--- Data for review ---
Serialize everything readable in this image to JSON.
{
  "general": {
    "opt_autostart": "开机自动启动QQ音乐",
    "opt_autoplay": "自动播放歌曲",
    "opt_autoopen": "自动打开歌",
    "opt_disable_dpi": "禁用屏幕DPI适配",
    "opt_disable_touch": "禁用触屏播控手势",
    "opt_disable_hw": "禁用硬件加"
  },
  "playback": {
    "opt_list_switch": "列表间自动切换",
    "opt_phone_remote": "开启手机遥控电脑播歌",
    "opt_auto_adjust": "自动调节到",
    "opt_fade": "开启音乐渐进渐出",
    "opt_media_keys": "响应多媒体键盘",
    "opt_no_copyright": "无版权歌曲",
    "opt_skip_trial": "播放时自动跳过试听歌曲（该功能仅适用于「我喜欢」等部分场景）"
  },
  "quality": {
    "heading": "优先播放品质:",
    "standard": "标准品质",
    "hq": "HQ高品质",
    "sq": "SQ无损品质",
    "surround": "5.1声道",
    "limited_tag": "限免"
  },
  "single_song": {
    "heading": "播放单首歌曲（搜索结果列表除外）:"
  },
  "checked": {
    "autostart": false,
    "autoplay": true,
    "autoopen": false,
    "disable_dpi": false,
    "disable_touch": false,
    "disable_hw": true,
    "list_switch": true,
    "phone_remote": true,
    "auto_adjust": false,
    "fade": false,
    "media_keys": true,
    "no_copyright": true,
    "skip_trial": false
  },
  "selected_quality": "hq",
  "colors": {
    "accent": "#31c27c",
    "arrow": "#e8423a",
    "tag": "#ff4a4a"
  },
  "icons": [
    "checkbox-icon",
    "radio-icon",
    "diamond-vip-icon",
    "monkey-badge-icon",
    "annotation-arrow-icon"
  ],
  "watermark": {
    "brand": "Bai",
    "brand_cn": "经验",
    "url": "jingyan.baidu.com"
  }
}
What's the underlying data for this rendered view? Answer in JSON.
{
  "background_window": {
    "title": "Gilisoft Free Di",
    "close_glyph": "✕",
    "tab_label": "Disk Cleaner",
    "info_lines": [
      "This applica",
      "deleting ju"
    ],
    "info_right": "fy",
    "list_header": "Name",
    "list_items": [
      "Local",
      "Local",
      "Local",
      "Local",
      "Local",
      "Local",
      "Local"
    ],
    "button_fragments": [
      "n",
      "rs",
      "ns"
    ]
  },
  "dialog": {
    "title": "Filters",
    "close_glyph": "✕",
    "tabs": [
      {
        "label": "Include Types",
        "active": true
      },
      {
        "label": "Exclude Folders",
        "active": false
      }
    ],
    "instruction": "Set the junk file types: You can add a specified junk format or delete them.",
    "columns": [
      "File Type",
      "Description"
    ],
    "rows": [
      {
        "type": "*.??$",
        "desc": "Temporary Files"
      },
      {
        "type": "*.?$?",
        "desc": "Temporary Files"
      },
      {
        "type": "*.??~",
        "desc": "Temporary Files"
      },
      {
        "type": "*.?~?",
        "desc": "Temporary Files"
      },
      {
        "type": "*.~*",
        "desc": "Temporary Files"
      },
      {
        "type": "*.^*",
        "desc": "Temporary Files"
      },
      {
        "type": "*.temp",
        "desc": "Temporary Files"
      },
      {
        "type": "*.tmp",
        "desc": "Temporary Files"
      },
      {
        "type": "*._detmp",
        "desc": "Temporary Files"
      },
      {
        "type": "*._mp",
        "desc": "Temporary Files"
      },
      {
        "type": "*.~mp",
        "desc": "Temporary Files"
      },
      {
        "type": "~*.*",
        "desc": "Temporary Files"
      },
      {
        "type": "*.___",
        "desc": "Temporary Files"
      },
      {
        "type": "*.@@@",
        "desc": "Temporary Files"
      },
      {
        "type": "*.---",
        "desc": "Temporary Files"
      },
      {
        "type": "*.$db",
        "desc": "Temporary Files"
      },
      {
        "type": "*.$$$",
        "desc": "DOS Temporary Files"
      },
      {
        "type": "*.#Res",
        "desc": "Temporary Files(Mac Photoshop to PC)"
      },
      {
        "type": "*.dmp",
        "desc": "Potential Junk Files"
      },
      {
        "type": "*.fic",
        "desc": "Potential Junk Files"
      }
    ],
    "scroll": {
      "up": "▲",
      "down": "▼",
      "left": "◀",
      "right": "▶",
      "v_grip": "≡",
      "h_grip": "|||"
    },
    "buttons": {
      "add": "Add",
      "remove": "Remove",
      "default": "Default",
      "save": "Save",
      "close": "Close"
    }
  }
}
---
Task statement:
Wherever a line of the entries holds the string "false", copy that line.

Solution for this problem:
    "autostart": false,
    "autoopen": false,
    "disable_dpi": false,
    "disable_touch": false,
    "auto_adjust": false,
    "fade": false,
    "skip_trial": false
        "active": false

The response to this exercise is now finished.